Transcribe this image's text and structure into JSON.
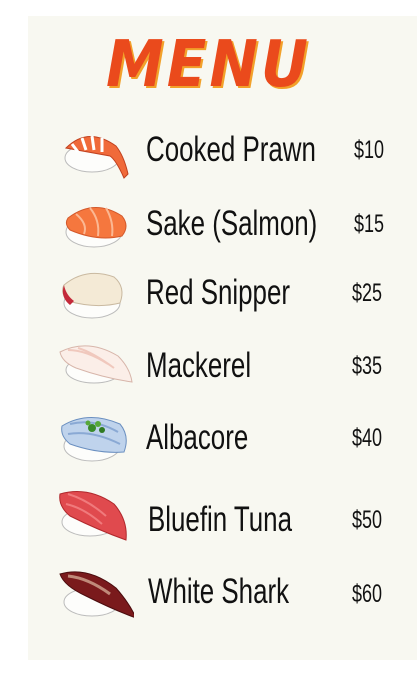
{
  "menu": {
    "title": "MENU",
    "items": [
      {
        "name": "Cooked Prawn",
        "price": "$10",
        "icon": "prawn-nigiri-icon"
      },
      {
        "name": "Sake (Salmon)",
        "price": "$15",
        "icon": "salmon-nigiri-icon"
      },
      {
        "name": "Red Snipper",
        "price": "$25",
        "icon": "red-snapper-nigiri-icon"
      },
      {
        "name": "Mackerel",
        "price": "$35",
        "icon": "mackerel-nigiri-icon"
      },
      {
        "name": "Albacore",
        "price": "$40",
        "icon": "albacore-nigiri-icon"
      },
      {
        "name": "Bluefin Tuna",
        "price": "$50",
        "icon": "bluefin-tuna-nigiri-icon"
      },
      {
        "name": "White Shark",
        "price": "$60",
        "icon": "white-shark-nigiri-icon"
      }
    ]
  },
  "colors": {
    "title": "#ea4a1c",
    "title_shadow": "#f2a12a",
    "panel": "#f8f8f1"
  }
}
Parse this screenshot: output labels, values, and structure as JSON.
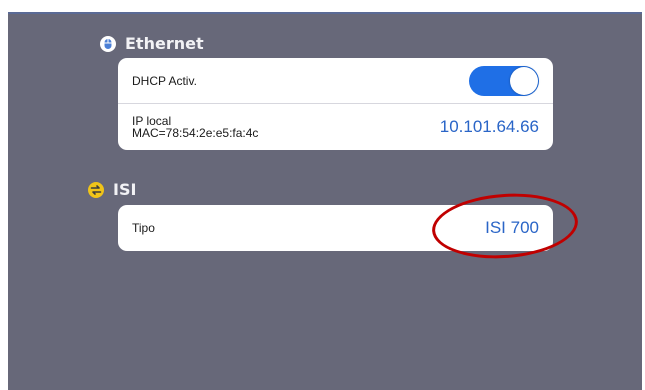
{
  "ethernet": {
    "title": "Ethernet",
    "icon": "mouse-icon",
    "dhcp": {
      "label": "DHCP Activ.",
      "enabled": true
    },
    "ip": {
      "label": "IP local",
      "mac": "MAC=78:54:2e:e5:fa:4c",
      "value": "10.101.64.66"
    }
  },
  "isi": {
    "title": "ISI",
    "icon": "swap-icon",
    "tipo": {
      "label": "Tipo",
      "value": "ISI 700"
    }
  },
  "colors": {
    "background": "#676879",
    "accent": "#1f6fe6",
    "value_text": "#2a65c7",
    "isi_icon": "#f0c419",
    "annotation": "#c00000"
  }
}
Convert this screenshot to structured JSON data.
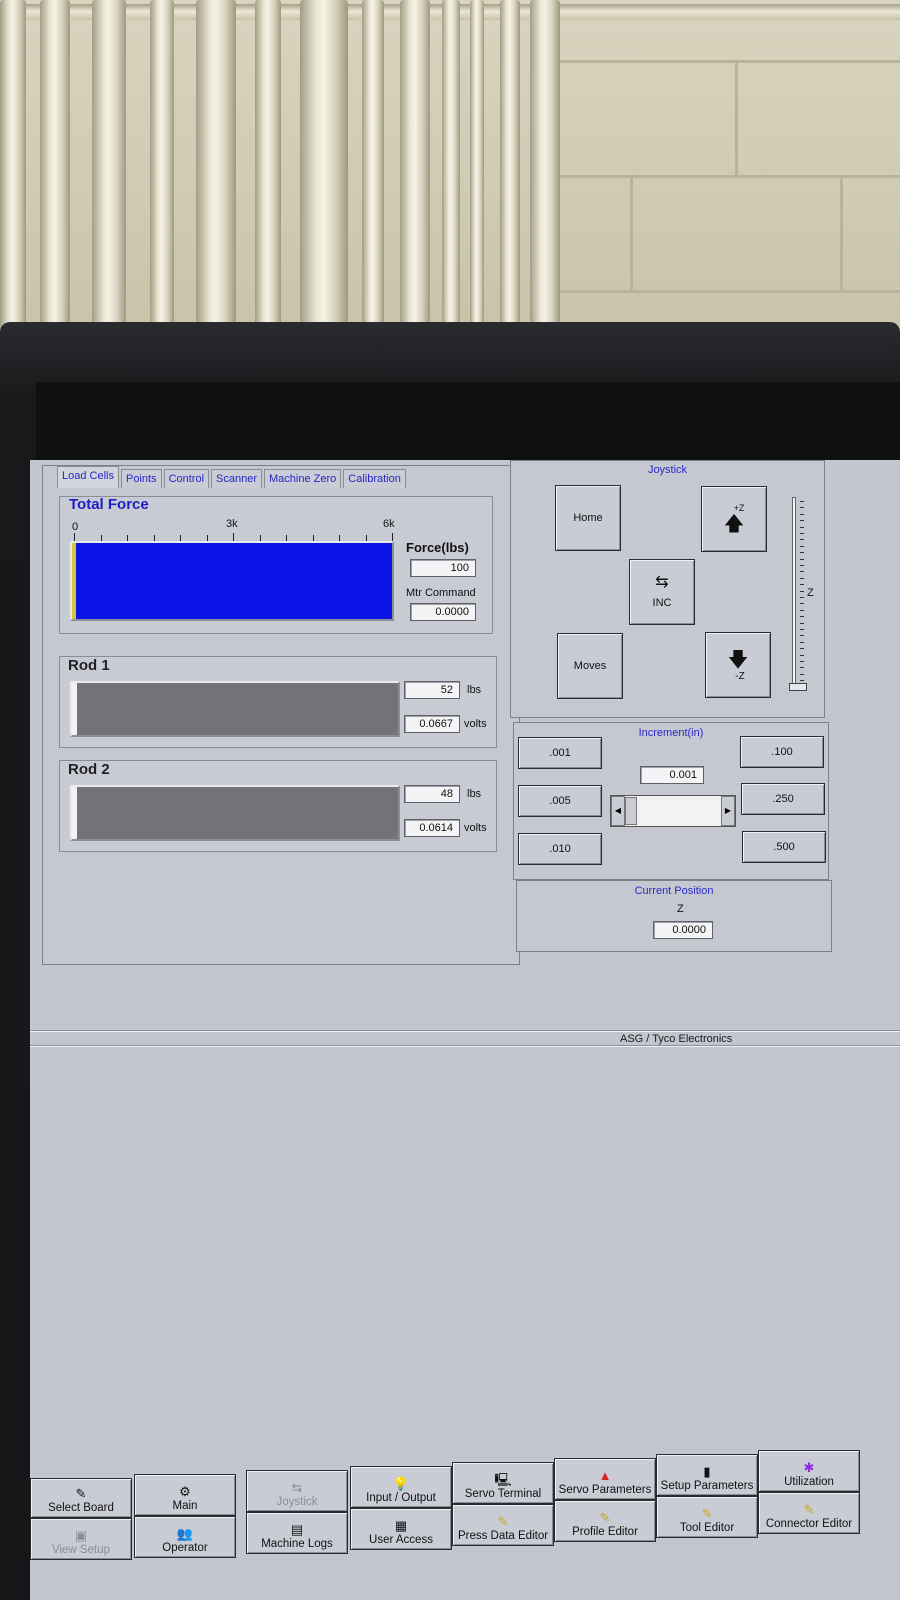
{
  "tabs": [
    "Load Cells",
    "Points",
    "Control",
    "Scanner",
    "Machine Zero",
    "Calibration"
  ],
  "total_force": {
    "title": "Total Force",
    "scale": [
      "0",
      "3k",
      "6k"
    ],
    "force_label": "Force(lbs)",
    "force_value": "100",
    "mtr_label": "Mtr Command",
    "mtr_value": "0.0000",
    "fill_color": "#0a14e6",
    "marker_color": "#d8c63a"
  },
  "rods": [
    {
      "title": "Rod 1",
      "lbs_value": "52",
      "lbs_unit": "lbs",
      "volts_value": "0.0667",
      "volts_unit": "volts"
    },
    {
      "title": "Rod 2",
      "lbs_value": "48",
      "lbs_unit": "lbs",
      "volts_value": "0.0614",
      "volts_unit": "volts"
    }
  ],
  "joystick": {
    "title": "Joystick",
    "home": "Home",
    "moves": "Moves",
    "inc": "INC",
    "plus_z": "+Z",
    "minus_z": "-Z",
    "axis": "Z"
  },
  "increment": {
    "title": "Increment(in)",
    "value": "0.001",
    "left_buttons": [
      ".001",
      ".005",
      ".010"
    ],
    "right_buttons": [
      ".100",
      ".250",
      ".500"
    ]
  },
  "current_position": {
    "title": "Current Position",
    "axis": "Z",
    "value": "0.0000"
  },
  "credit": "ASG / Tyco Electronics",
  "toolbar": {
    "select_board": "Select Board",
    "view_setup": "View Setup",
    "main": "Main",
    "operator": "Operator",
    "joystick": "Joystick",
    "machine_logs": "Machine Logs",
    "input_output": "Input / Output",
    "user_access": "User Access",
    "servo_terminal": "Servo Terminal",
    "press_data_editor": "Press Data Editor",
    "servo_parameters": "Servo Parameters",
    "profile_editor": "Profile Editor",
    "setup_parameters": "Setup Parameters",
    "tool_editor": "Tool Editor",
    "utilization": "Utilization",
    "connector_editor": "Connector Editor"
  }
}
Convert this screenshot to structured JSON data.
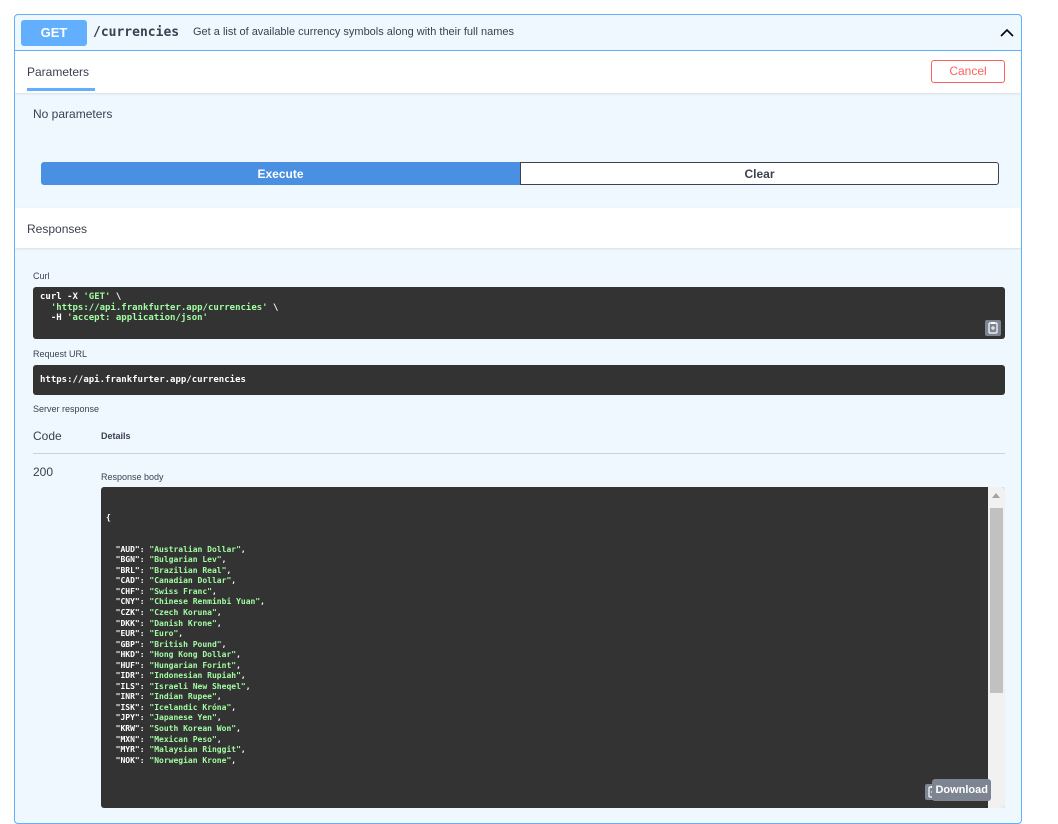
{
  "operation": {
    "method": "GET",
    "path": "/currencies",
    "description": "Get a list of available currency symbols along with their full names"
  },
  "parameters": {
    "tab_label": "Parameters",
    "cancel_label": "Cancel",
    "empty_text": "No parameters"
  },
  "actions": {
    "execute_label": "Execute",
    "clear_label": "Clear"
  },
  "responses": {
    "title": "Responses",
    "curl_label": "Curl",
    "curl": {
      "line1_cmd": "curl -X ",
      "line1_method": "'GET'",
      "line1_tail": " \\",
      "line2_url": "'https://api.frankfurter.app/currencies'",
      "line2_tail": " \\",
      "line3_flag": "  -H ",
      "line3_header": "'accept: application/json'"
    },
    "request_url_label": "Request URL",
    "request_url": "https://api.frankfurter.app/currencies",
    "server_response_label": "Server response",
    "code_header": "Code",
    "details_header": "Details",
    "status_code": "200",
    "response_body_label": "Response body",
    "download_label": "Download",
    "body_open": "{",
    "body_entries": [
      {
        "key": "\"AUD\"",
        "value": "\"Australian Dollar\""
      },
      {
        "key": "\"BGN\"",
        "value": "\"Bulgarian Lev\""
      },
      {
        "key": "\"BRL\"",
        "value": "\"Brazilian Real\""
      },
      {
        "key": "\"CAD\"",
        "value": "\"Canadian Dollar\""
      },
      {
        "key": "\"CHF\"",
        "value": "\"Swiss Franc\""
      },
      {
        "key": "\"CNY\"",
        "value": "\"Chinese Renminbi Yuan\""
      },
      {
        "key": "\"CZK\"",
        "value": "\"Czech Koruna\""
      },
      {
        "key": "\"DKK\"",
        "value": "\"Danish Krone\""
      },
      {
        "key": "\"EUR\"",
        "value": "\"Euro\""
      },
      {
        "key": "\"GBP\"",
        "value": "\"British Pound\""
      },
      {
        "key": "\"HKD\"",
        "value": "\"Hong Kong Dollar\""
      },
      {
        "key": "\"HUF\"",
        "value": "\"Hungarian Forint\""
      },
      {
        "key": "\"IDR\"",
        "value": "\"Indonesian Rupiah\""
      },
      {
        "key": "\"ILS\"",
        "value": "\"Israeli New Sheqel\""
      },
      {
        "key": "\"INR\"",
        "value": "\"Indian Rupee\""
      },
      {
        "key": "\"ISK\"",
        "value": "\"Icelandic Króna\""
      },
      {
        "key": "\"JPY\"",
        "value": "\"Japanese Yen\""
      },
      {
        "key": "\"KRW\"",
        "value": "\"South Korean Won\""
      },
      {
        "key": "\"MXN\"",
        "value": "\"Mexican Peso\""
      },
      {
        "key": "\"MYR\"",
        "value": "\"Malaysian Ringgit\""
      },
      {
        "key": "\"NOK\"",
        "value": "\"Norwegian Krone\""
      }
    ]
  },
  "icons": {
    "collapse": "chevron-up-icon",
    "copy": "clipboard-copy-icon"
  },
  "colors": {
    "get_method": "#61affe",
    "execute": "#4990e2",
    "cancel": "#ff6060",
    "code_bg": "#333333",
    "string": "#a2fca2"
  }
}
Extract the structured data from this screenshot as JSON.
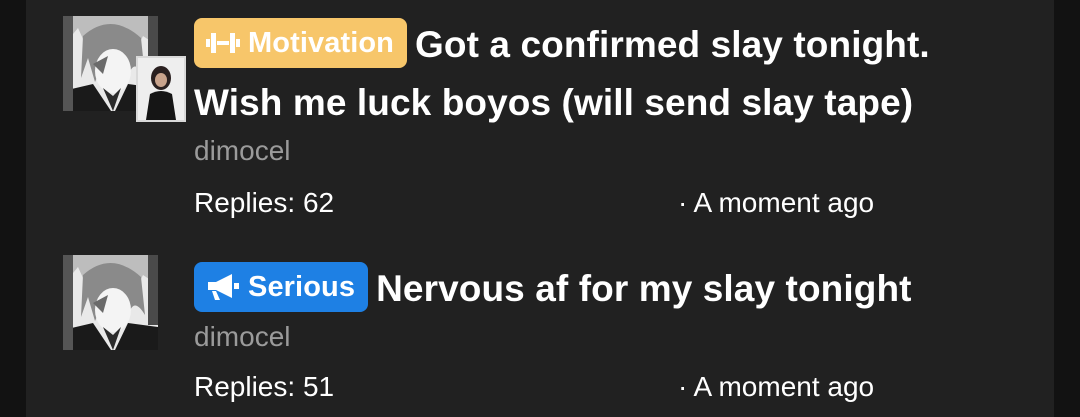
{
  "threads": [
    {
      "badge": {
        "label": "Motivation",
        "icon": "dumbbell-icon",
        "color": "#f7c66a"
      },
      "title": "Got a confirmed slay tonight. Wish me luck boyos (will send slay tape)",
      "author": "dimocel",
      "replies_text": "Replies: 62",
      "time_text": "· A moment ago"
    },
    {
      "badge": {
        "label": "Serious",
        "icon": "megaphone-icon",
        "color": "#1e80e4"
      },
      "title": "Nervous af for my slay tonight",
      "author": "dimocel",
      "replies_text": "Replies: 51",
      "time_text": "· A moment ago"
    }
  ]
}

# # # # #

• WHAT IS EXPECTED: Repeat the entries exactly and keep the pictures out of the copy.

• RESULT OF THE EXERCISE:
Transcribe this image's text and structure into JSON.
{
  "menu": {
    "title": "MENU",
    "items": [
      {
        "name": "Cooked Prawn",
        "price": "$10",
        "icon": "prawn-nigiri-icon"
      },
      {
        "name": "Sake (Salmon)",
        "price": "$15",
        "icon": "salmon-nigiri-icon"
      },
      {
        "name": "Red Snipper",
        "price": "$25",
        "icon": "red-snapper-nigiri-icon"
      },
      {
        "name": "Mackerel",
        "price": "$35",
        "icon": "mackerel-nigiri-icon"
      },
      {
        "name": "Albacore",
        "price": "$40",
        "icon": "albacore-nigiri-icon"
      },
      {
        "name": "Bluefin Tuna",
        "price": "$50",
        "icon": "bluefin-tuna-nigiri-icon"
      },
      {
        "name": "White Shark",
        "price": "$60",
        "icon": "white-shark-nigiri-icon"
      }
    ]
  },
  "colors": {
    "title": "#ea4a1c",
    "title_shadow": "#f2a12a",
    "panel": "#f8f8f1"
  }
}
Parse this screenshot: output labels, values, and structure as JSON.
{
  "ethernet": {
    "title": "Ethernet",
    "icon": "mouse-icon",
    "dhcp": {
      "label": "DHCP Activ.",
      "enabled": true
    },
    "ip": {
      "label": "IP local",
      "mac": "MAC=78:54:2e:e5:fa:4c",
      "value": "10.101.64.66"
    }
  },
  "isi": {
    "title": "ISI",
    "icon": "swap-icon",
    "tipo": {
      "label": "Tipo",
      "value": "ISI 700"
    }
  },
  "colors": {
    "background": "#676879",
    "accent": "#1f6fe6",
    "value_text": "#2a65c7",
    "isi_icon": "#f0c419",
    "annotation": "#c00000"
  }
}
Convert this screenshot to structured JSON data.
{
  "tabs": [
    "Load Cells",
    "Points",
    "Control",
    "Scanner",
    "Machine Zero",
    "Calibration"
  ],
  "total_force": {
    "title": "Total Force",
    "scale": [
      "0",
      "3k",
      "6k"
    ],
    "force_label": "Force(lbs)",
    "force_value": "100",
    "mtr_label": "Mtr Command",
    "mtr_value": "0.0000",
    "fill_color": "#0a14e6",
    "marker_color": "#d8c63a"
  },
  "rods": [
    {
      "title": "Rod 1",
      "lbs_value": "52",
      "lbs_unit": "lbs",
      "volts_value": "0.0667",
      "volts_unit": "volts"
    },
    {
      "title": "Rod 2",
      "lbs_value": "48",
      "lbs_unit": "lbs",
      "volts_value": "0.0614",
      "volts_unit": "volts"
    }
  ],
  "joystick": {
    "title": "Joystick",
    "home": "Home",
    "moves": "Moves",
    "inc": "INC",
    "plus_z": "+Z",
    "minus_z": "-Z",
    "axis": "Z"
  },
  "increment": {
    "title": "Increment(in)",
    "value": "0.001",
    "left_buttons": [
      ".001",
      ".005",
      ".010"
    ],
    "right_buttons": [
      ".100",
      ".250",
      ".500"
    ]
  },
  "current_position": {
    "title": "Current Position",
    "axis": "Z",
    "value": "0.0000"
  },
  "credit": "ASG / Tyco Electronics",
  "toolbar": {
    "select_board": "Select Board",
    "view_setup": "View Setup",
    "main": "Main",
    "operator": "Operator",
    "joystick": "Joystick",
    "machine_logs": "Machine Logs",
    "input_output": "Input / Output",
    "user_access": "User Access",
    "servo_terminal": "Servo Terminal",
    "press_data_editor": "Press Data Editor",
    "servo_parameters": "Servo Parameters",
    "profile_editor": "Profile Editor",
    "setup_parameters": "Setup Parameters",
    "tool_editor": "Tool Editor",
    "utilization": "Utilization",
    "connector_editor": "Connector Editor"
  }
}
Convert this screenshot to structured JSON data.
{
  "operation": {
    "method": "GET",
    "path": "/currencies",
    "description": "Get a list of available currency symbols along with their full names"
  },
  "parameters": {
    "tab_label": "Parameters",
    "cancel_label": "Cancel",
    "empty_text": "No parameters"
  },
  "actions": {
    "execute_label": "Execute",
    "clear_label": "Clear"
  },
  "responses": {
    "title": "Responses",
    "curl_label": "Curl",
    "curl": {
      "line1_cmd": "curl -X ",
      "line1_method": "'GET'",
      "line1_tail": " \\",
      "line2_url": "'https://api.frankfurter.app/currencies'",
      "line2_tail": " \\",
      "line3_flag": "  -H ",
      "line3_header": "'accept: application/json'"
    },
    "request_url_label": "Request URL",
    "request_url": "https://api.frankfurter.app/currencies",
    "server_response_label": "Server response",
    "code_header": "Code",
    "details_header": "Details",
    "status_code": "200",
    "response_body_label": "Response body",
    "download_label": "Download",
    "body_open": "{",
    "body_entries": [
      {
        "key": "\"AUD\"",
        "value": "\"Australian Dollar\""
      },
      {
        "key": "\"BGN\"",
        "value": "\"Bulgarian Lev\""
      },
      {
        "key": "\"BRL\"",
        "value": "\"Brazilian Real\""
      },
      {
        "key": "\"CAD\"",
        "value": "\"Canadian Dollar\""
      },
      {
        "key": "\"CHF\"",
        "value": "\"Swiss Franc\""
      },
      {
        "key": "\"CNY\"",
        "value": "\"Chinese Renminbi Yuan\""
      },
      {
        "key": "\"CZK\"",
        "value": "\"Czech Koruna\""
      },
      {
        "key": "\"DKK\"",
        "value": "\"Danish Krone\""
      },
      {
        "key": "\"EUR\"",
        "value": "\"Euro\""
      },
      {
        "key": "\"GBP\"",
        "value": "\"British Pound\""
      },
      {
        "key": "\"HKD\"",
        "value": "\"Hong Kong Dollar\""
      },
      {
        "key": "\"HUF\"",
        "value": "\"Hungarian Forint\""
      },
      {
        "key": "\"IDR\"",
        "value": "\"Indonesian Rupiah\""
      },
      {
        "key": "\"ILS\"",
        "value": "\"Israeli New Sheqel\""
      },
      {
        "key": "\"INR\"",
        "value": "\"Indian Rupee\""
      },
      {
        "key": "\"ISK\"",
        "value": "\"Icelandic Króna\""
      },
      {
        "key": "\"JPY\"",
        "value": "\"Japanese Yen\""
      },
      {
        "key": "\"KRW\"",
        "value": "\"South Korean Won\""
      },
      {
        "key": "\"MXN\"",
        "value": "\"Mexican Peso\""
      },
      {
        "key": "\"MYR\"",
        "value": "\"Malaysian Ringgit\""
      },
      {
        "key": "\"NOK\"",
        "value": "\"Norwegian Krone\""
      }
    ]
  },
  "icons": {
    "collapse": "chevron-up-icon",
    "copy": "clipboard-copy-icon"
  },
  "colors": {
    "get_method": "#61affe",
    "execute": "#4990e2",
    "cancel": "#ff6060",
    "code_bg": "#333333",
    "string": "#a2fca2"
  }
}
Extract the structured data from this screenshot as JSON.
{
  "threads": [
    {
      "badge": {
        "label": "Motivation",
        "icon": "dumbbell-icon",
        "color": "#f7c66a"
      },
      "title": "Got a confirmed slay tonight. Wish me luck boyos (will send slay tape)",
      "author": "dimocel",
      "replies_text": "Replies: 62",
      "time_text": "· A moment ago"
    },
    {
      "badge": {
        "label": "Serious",
        "icon": "megaphone-icon",
        "color": "#1e80e4"
      },
      "title": "Nervous af for my slay tonight",
      "author": "dimocel",
      "replies_text": "Replies: 51",
      "time_text": "· A moment ago"
    }
  ]
}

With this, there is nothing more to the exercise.